_ASSIGNMENT:_ Leave the pictures out and return every line below exactly.

[Excerpts from an interface dataset]
▼▼▼
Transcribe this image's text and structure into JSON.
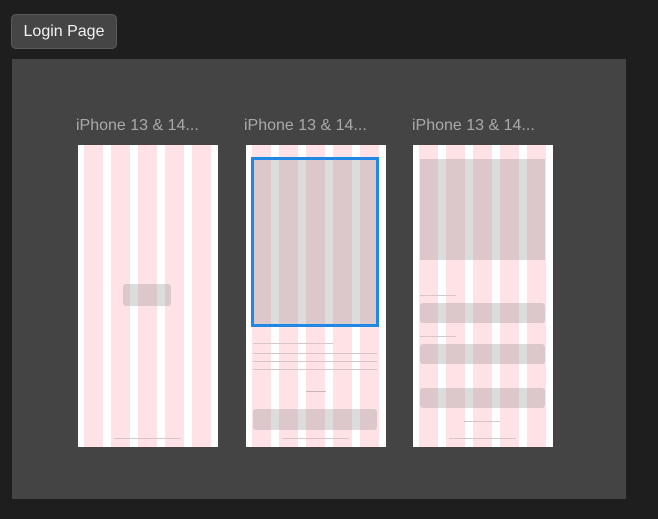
{
  "section": {
    "title": "Login Page"
  },
  "frames": [
    {
      "label": "iPhone 13 & 14..."
    },
    {
      "label": "iPhone 13 & 14..."
    },
    {
      "label": "iPhone 13 & 14..."
    }
  ],
  "colors": {
    "canvas": "#1e1e1e",
    "section_bg": "#444444",
    "frame_bg": "#ffffff",
    "grid_column": "#ffdfe2",
    "selection": "#1e88e5"
  }
}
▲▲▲
_ANSWER FOR THIS EXERCISE:_
Transcribe this image's text and structure into JSON.
{
  "section": {
    "title": "Login Page"
  },
  "frames": [
    {
      "label": "iPhone 13 & 14..."
    },
    {
      "label": "iPhone 13 & 14..."
    },
    {
      "label": "iPhone 13 & 14..."
    }
  ],
  "colors": {
    "canvas": "#1e1e1e",
    "section_bg": "#444444",
    "frame_bg": "#ffffff",
    "grid_column": "#ffdfe2",
    "selection": "#1e88e5"
  }
}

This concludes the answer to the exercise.